The Incidental Influence
Much of the research into television advertising has concentrated on the intended effects of commercial messages. Advertising is designed to promote awareness of commodities, enhance their appeal, and ultimately to encourage their purchase and use. Commercial messages are therefore produced with persuasive appeals that are aimed at creating markets for advertised products and services and maintaining consumer loyalty. But advertising contains information that may have unintended side effects, and exposure to advertising may have social and psychological effects that are not part of the selling intent.
We have already seen that the effects of advertising can be divided into those that occur at behavioral, attitudinal, and other cognitive levels. The unintentional effects of advertising may also occur at these levels. Advertisements may influence children's perceptions of other people, their perceptions of themselves, or influence behaviors that may be potentially harmful to them. They may also contribute to a value system that emphasizes material wealth and conspicuous ownership of commodities.

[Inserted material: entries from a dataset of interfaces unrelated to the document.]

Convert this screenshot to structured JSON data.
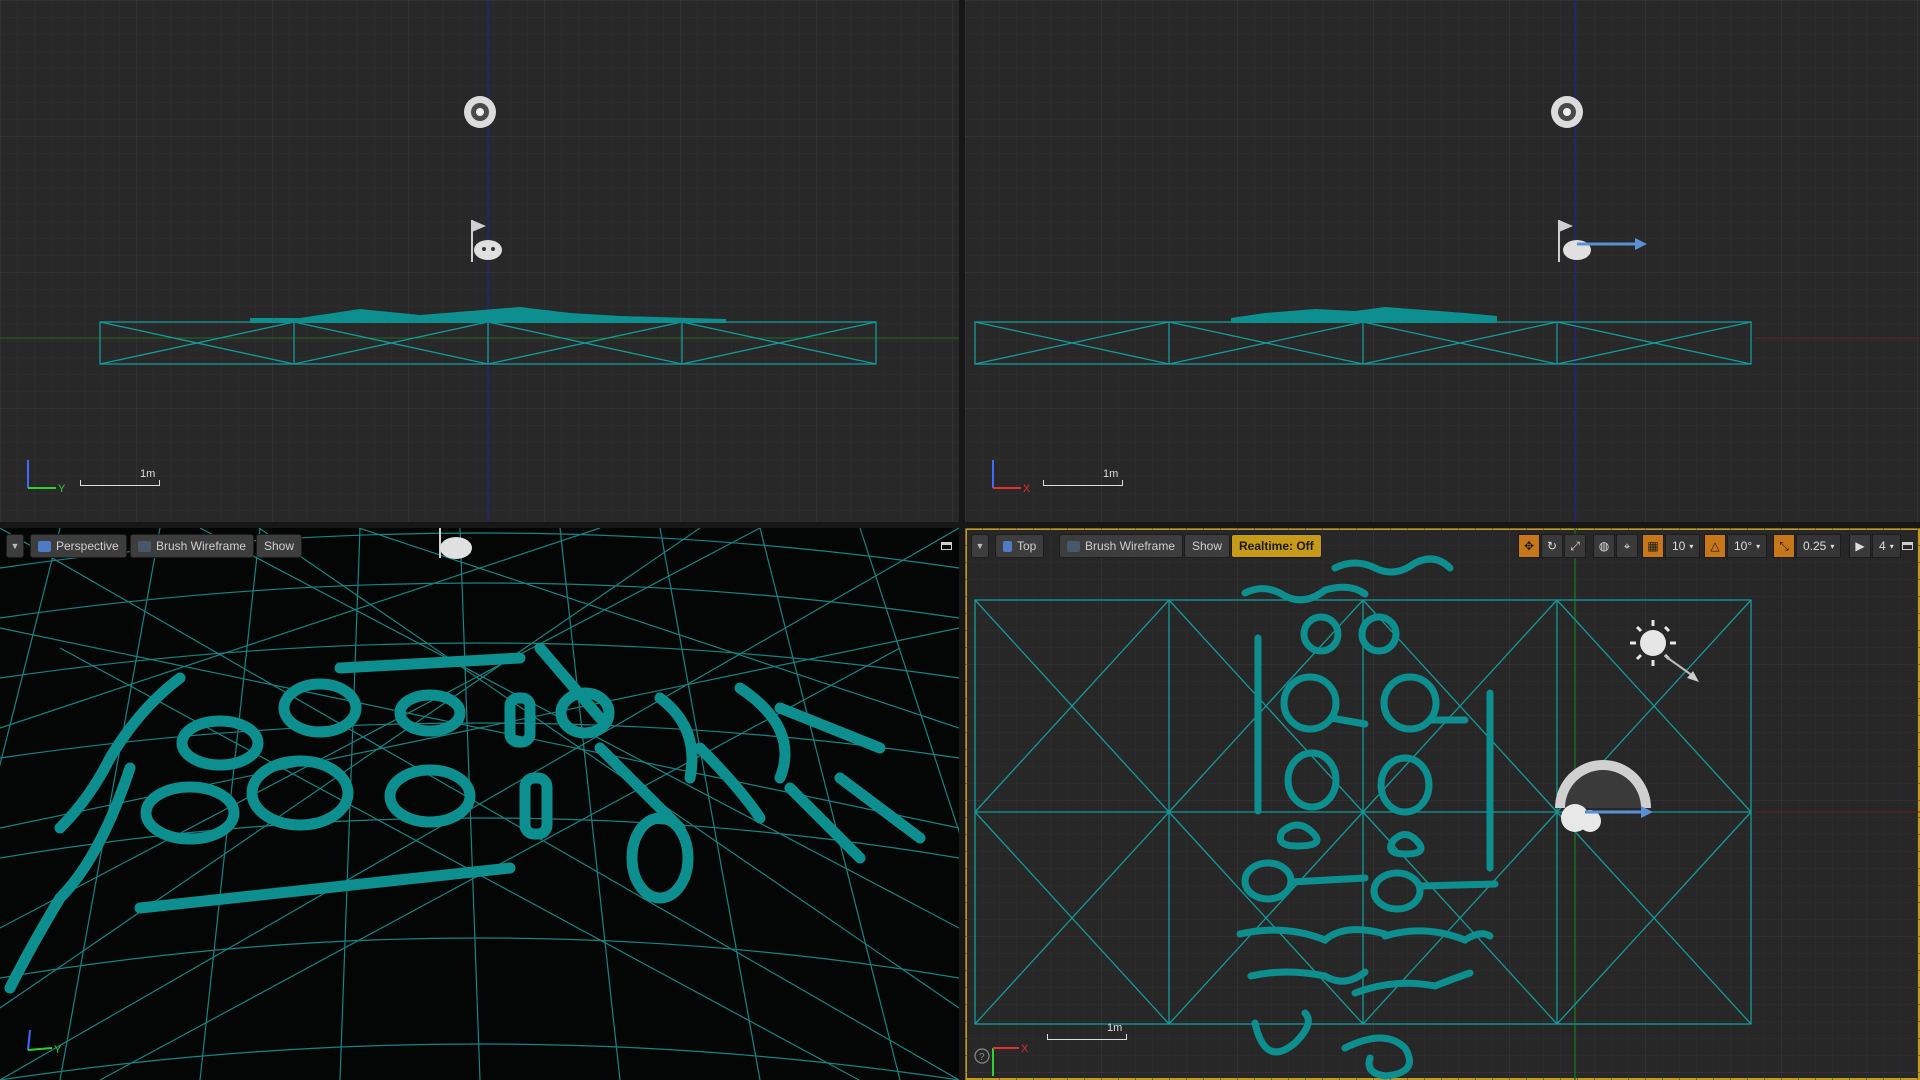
{
  "viewports": {
    "front": {
      "scale_label": "1m",
      "axis_h": "Y",
      "axis_v": "Z"
    },
    "side": {
      "scale_label": "1m",
      "axis_h": "X",
      "axis_v": "Z"
    },
    "perspective": {
      "menu_arrow": "▼",
      "view_mode": "Perspective",
      "render_mode": "Brush Wireframe",
      "show_label": "Show",
      "axis_h": "Y",
      "axis_v": "X"
    },
    "top": {
      "menu_arrow": "▼",
      "view_mode": "Top",
      "render_mode": "Brush Wireframe",
      "show_label": "Show",
      "realtime_label": "Realtime: Off",
      "grid_snap_value": "10",
      "rotation_snap_value": "10°",
      "scale_snap_value": "0.25",
      "camera_speed_value": "4",
      "scale_label": "1m",
      "axis_h": "X",
      "axis_v": "Y"
    }
  },
  "icons": [
    "translate-icon",
    "rotate-icon",
    "scale-icon",
    "world-space-icon",
    "surface-snap-icon",
    "grid-snap-icon",
    "rotation-snap-icon",
    "scale-snap-icon",
    "camera-speed-icon",
    "maximize-icon",
    "gamepad-icon",
    "flag-icon",
    "sun-icon",
    "sky-dome-icon",
    "reflection-capture-icon"
  ],
  "colors": {
    "brush": "#0e8f8f",
    "wire": "#1ea8a8",
    "realtime_bg": "#c79a19",
    "active_border": "#c49a20"
  }
}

Parents and child-care professionals have found that advertising has the power to make a significant impression on children. This influence does not simply take the form of mimicking the behaviors of on-screen characters or repeating jingles or taglines in advertisements, it can take on more subtle forms that may have longer-term effects. For example, parents have noted the influence of media role models connected with television advertising